YOUR OBJECTIVE: Please find the lines in the following records that hold "this", and copy them.
......
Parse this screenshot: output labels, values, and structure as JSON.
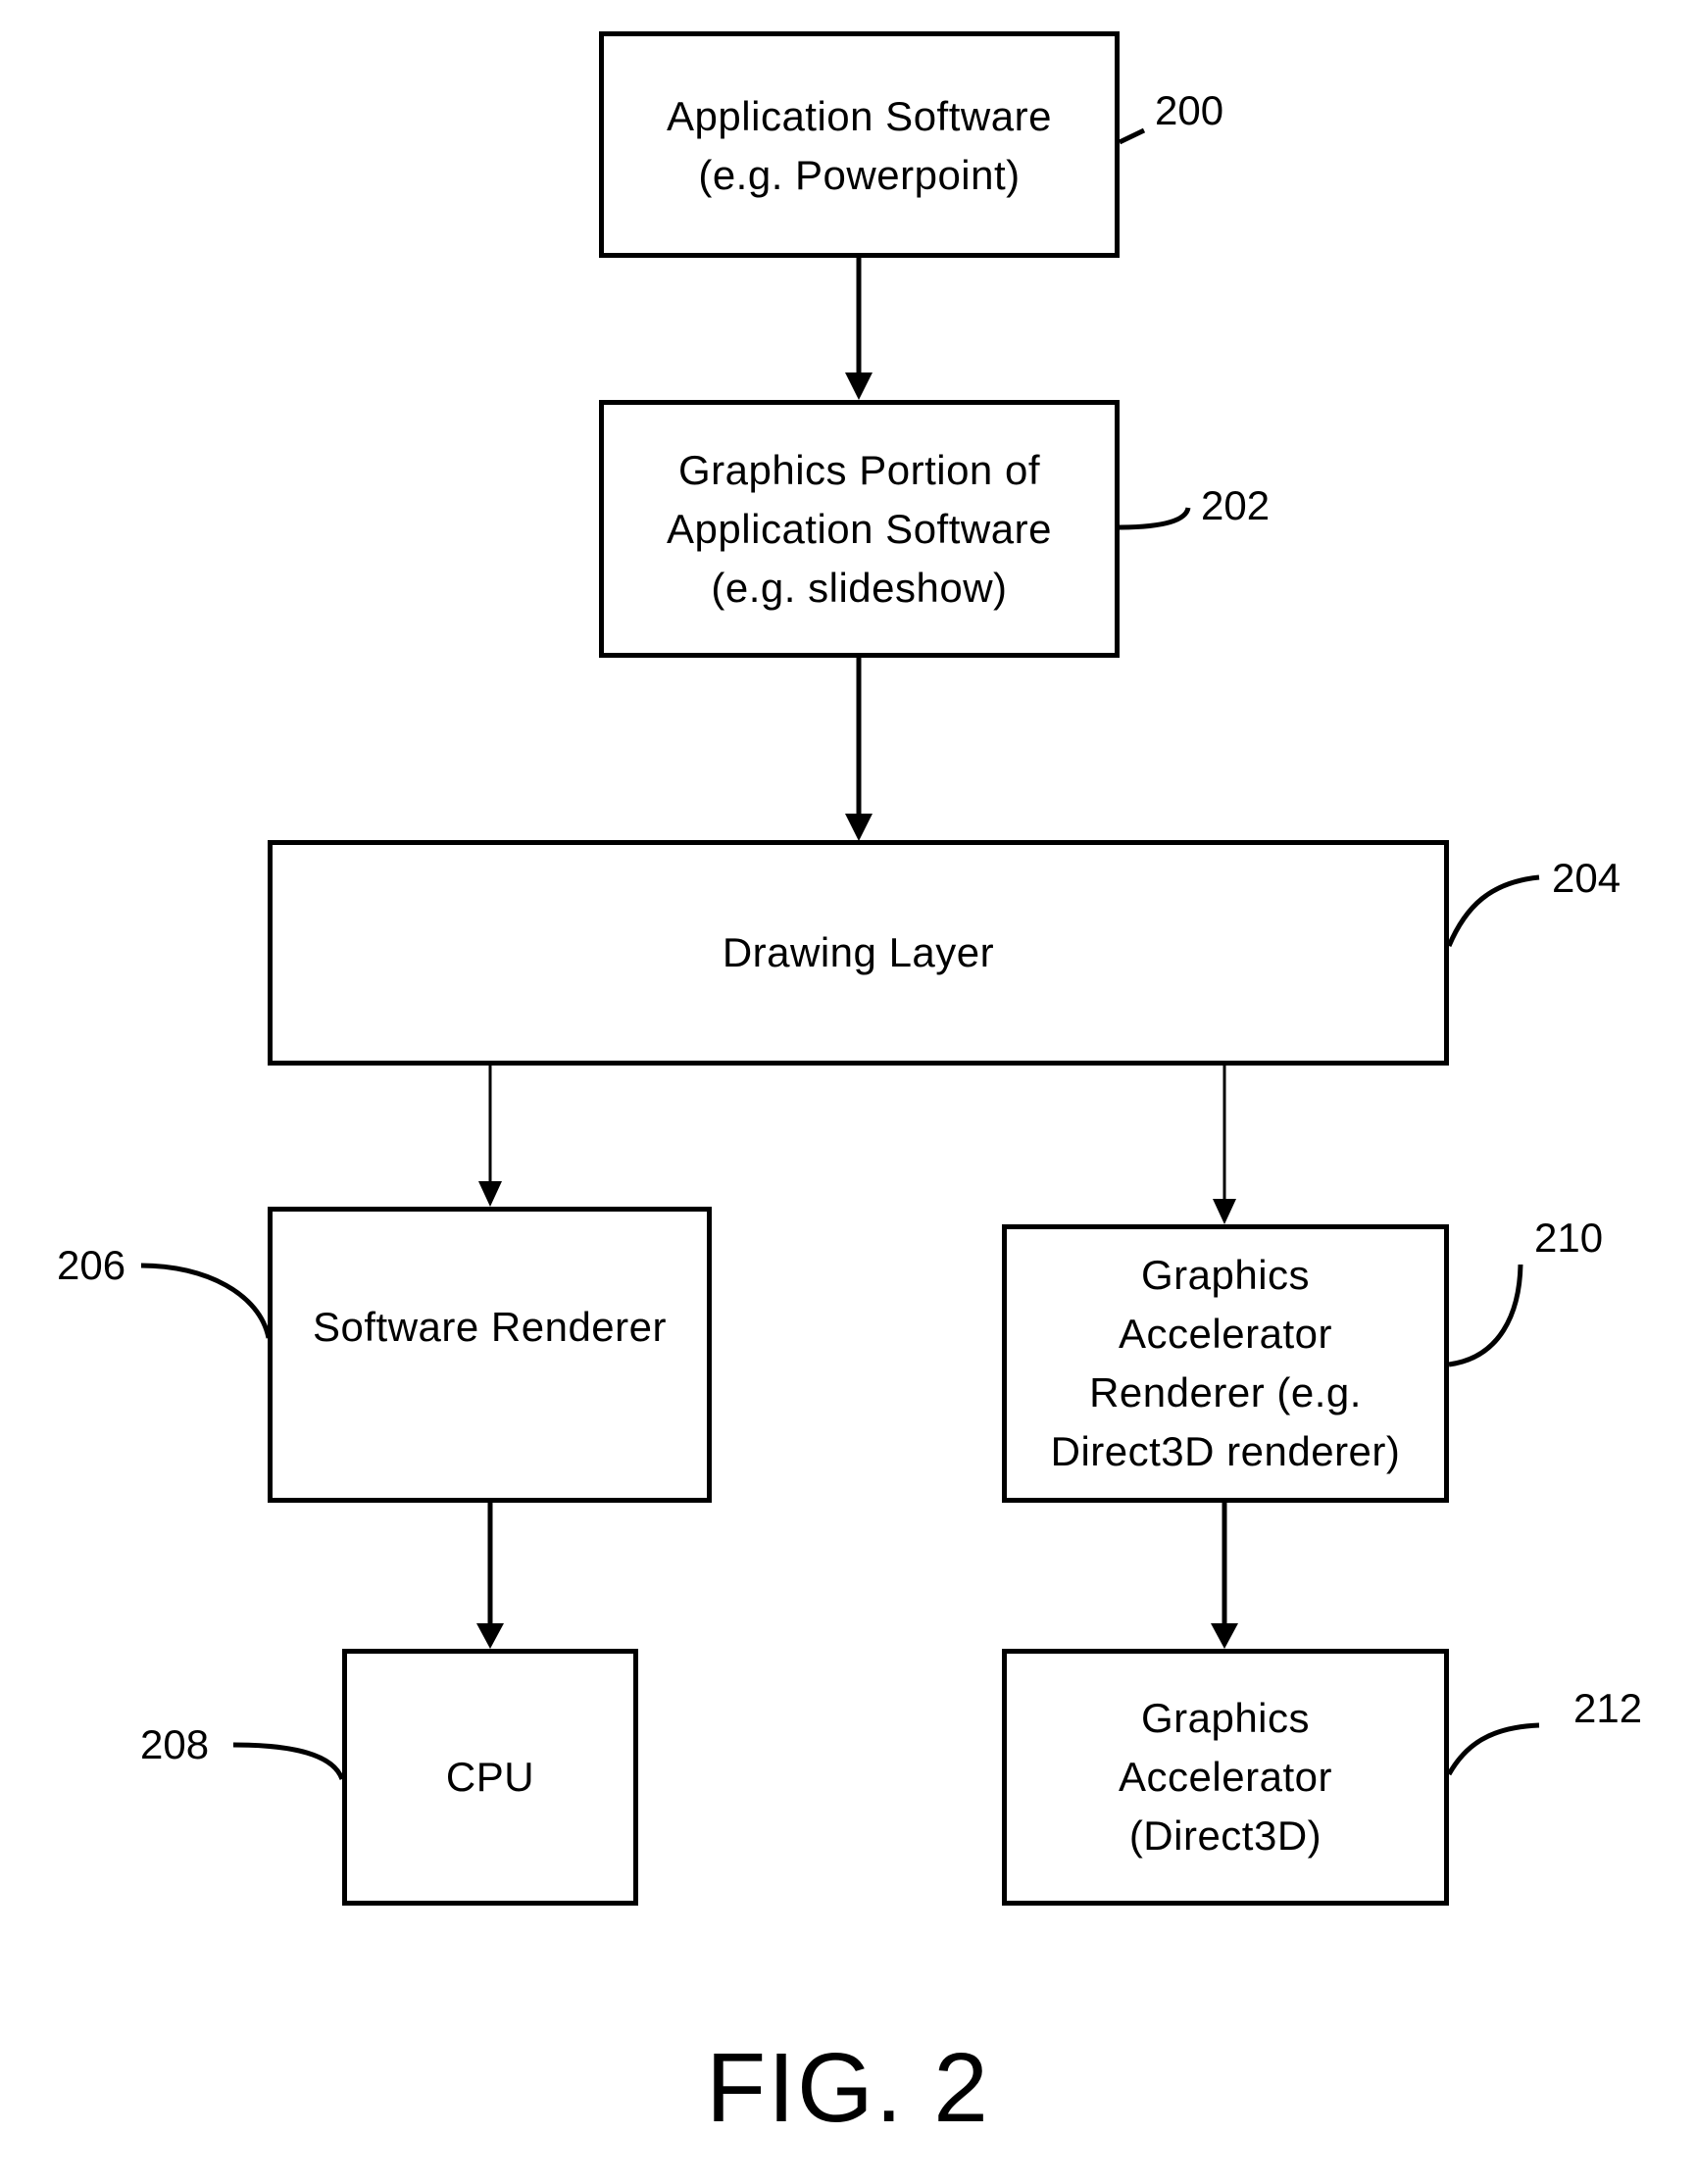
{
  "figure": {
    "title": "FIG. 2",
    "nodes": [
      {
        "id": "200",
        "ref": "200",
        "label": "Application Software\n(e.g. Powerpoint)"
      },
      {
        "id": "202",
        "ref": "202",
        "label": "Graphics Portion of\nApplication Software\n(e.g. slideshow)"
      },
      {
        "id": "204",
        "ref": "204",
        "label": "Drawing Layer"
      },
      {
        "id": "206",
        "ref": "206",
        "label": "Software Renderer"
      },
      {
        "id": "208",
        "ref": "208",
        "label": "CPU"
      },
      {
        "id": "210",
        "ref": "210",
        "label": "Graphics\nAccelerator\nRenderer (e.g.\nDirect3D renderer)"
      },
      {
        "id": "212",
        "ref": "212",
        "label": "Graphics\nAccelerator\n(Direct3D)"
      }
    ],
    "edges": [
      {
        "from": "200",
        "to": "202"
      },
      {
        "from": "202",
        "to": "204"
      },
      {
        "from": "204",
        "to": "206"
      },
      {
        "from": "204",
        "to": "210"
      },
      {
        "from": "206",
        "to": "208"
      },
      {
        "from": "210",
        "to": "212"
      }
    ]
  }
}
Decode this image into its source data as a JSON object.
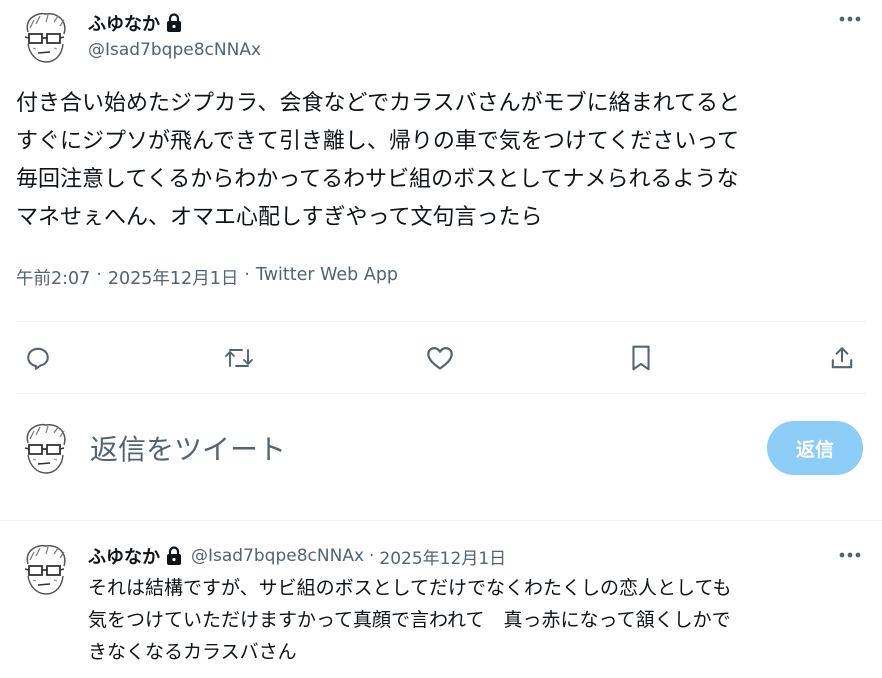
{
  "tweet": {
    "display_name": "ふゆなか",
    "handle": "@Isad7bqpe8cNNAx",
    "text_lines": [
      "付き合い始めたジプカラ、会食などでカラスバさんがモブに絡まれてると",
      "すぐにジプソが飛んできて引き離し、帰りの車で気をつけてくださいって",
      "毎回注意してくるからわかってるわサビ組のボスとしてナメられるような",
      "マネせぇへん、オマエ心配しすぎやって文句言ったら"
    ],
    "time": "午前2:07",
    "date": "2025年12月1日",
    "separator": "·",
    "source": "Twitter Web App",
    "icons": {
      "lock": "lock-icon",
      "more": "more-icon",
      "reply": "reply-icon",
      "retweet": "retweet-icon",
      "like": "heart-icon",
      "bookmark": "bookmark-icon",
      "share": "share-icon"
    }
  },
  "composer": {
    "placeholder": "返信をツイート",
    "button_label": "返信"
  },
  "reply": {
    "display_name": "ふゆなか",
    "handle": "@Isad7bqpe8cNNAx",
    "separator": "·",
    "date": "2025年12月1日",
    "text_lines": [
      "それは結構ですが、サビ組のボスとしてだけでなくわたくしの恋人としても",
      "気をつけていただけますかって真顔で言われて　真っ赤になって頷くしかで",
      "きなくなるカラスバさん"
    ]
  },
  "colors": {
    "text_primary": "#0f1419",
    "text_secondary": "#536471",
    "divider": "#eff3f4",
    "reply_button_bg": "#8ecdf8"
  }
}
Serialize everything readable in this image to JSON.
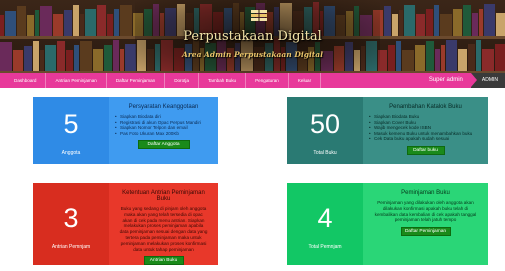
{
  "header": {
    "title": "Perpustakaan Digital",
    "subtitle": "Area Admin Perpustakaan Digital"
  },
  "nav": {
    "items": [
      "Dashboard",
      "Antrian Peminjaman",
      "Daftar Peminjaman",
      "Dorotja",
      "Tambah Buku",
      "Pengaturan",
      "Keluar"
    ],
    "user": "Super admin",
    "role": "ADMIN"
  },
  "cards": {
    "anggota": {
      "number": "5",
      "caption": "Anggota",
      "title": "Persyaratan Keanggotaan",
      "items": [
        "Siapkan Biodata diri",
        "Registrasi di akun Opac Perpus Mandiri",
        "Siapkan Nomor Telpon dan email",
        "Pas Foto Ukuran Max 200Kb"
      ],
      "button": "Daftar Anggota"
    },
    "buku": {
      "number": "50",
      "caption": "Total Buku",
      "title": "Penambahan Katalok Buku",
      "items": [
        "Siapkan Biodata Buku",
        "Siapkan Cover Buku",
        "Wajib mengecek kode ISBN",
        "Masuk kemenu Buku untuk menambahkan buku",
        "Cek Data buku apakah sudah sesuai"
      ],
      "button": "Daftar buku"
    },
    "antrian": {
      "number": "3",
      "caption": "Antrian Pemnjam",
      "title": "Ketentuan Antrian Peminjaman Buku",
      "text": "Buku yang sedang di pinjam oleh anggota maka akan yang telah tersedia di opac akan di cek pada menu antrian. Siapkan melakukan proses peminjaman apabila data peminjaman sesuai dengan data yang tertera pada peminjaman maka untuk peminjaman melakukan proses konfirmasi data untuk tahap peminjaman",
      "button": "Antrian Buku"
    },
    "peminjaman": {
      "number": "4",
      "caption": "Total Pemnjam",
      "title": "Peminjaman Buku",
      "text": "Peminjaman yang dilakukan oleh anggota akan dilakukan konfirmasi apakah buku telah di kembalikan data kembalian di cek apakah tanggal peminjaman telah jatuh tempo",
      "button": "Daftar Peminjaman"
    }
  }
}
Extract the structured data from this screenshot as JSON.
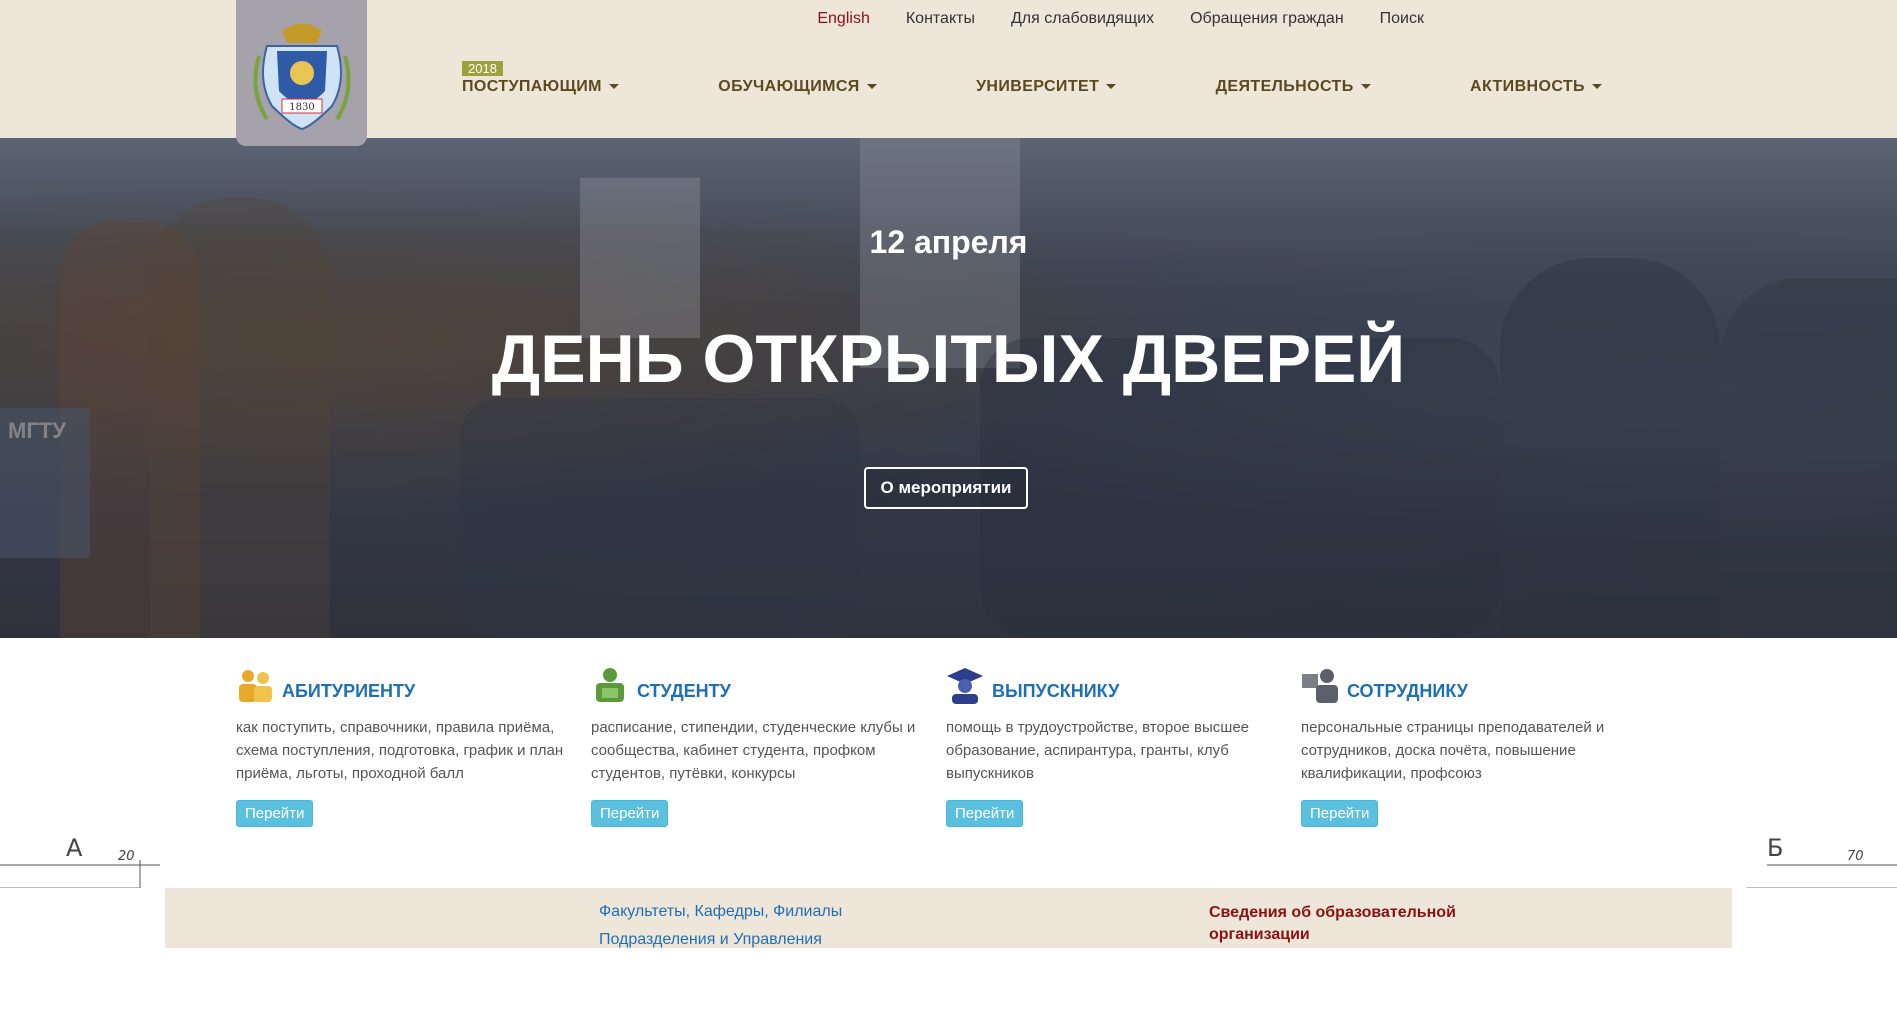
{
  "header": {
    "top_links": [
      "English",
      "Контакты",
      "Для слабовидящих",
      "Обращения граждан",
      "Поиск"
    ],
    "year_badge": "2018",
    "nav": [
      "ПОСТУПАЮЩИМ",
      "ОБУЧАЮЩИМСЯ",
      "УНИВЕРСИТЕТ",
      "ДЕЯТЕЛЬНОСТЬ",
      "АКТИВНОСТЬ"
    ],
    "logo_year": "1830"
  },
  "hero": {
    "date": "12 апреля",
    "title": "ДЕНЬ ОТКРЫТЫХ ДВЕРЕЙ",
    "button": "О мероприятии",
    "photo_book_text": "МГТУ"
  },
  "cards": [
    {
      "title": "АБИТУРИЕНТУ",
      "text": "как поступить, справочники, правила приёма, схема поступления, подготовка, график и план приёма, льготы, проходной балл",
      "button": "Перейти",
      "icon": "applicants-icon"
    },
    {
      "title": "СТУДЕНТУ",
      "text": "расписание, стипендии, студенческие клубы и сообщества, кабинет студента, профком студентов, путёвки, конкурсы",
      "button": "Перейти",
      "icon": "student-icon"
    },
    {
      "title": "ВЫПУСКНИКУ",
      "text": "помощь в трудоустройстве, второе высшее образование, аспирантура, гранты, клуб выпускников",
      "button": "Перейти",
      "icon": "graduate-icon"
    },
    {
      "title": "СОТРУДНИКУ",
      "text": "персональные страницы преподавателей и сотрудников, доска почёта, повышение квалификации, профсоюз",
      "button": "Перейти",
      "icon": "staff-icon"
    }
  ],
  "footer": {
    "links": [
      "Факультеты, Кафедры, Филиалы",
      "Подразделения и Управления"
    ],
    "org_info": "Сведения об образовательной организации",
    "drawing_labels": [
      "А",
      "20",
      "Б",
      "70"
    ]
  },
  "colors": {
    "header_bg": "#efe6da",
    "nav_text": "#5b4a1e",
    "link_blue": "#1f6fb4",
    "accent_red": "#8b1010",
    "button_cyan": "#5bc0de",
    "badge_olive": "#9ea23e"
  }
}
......
YOUR RESPONSE:
Parse this screenshot: output labels, values, and structure as JSON.
Decode this image into its source data as a JSON object.
Serialize everything readable in this image to JSON.
Extract the structured data from this screenshot as JSON.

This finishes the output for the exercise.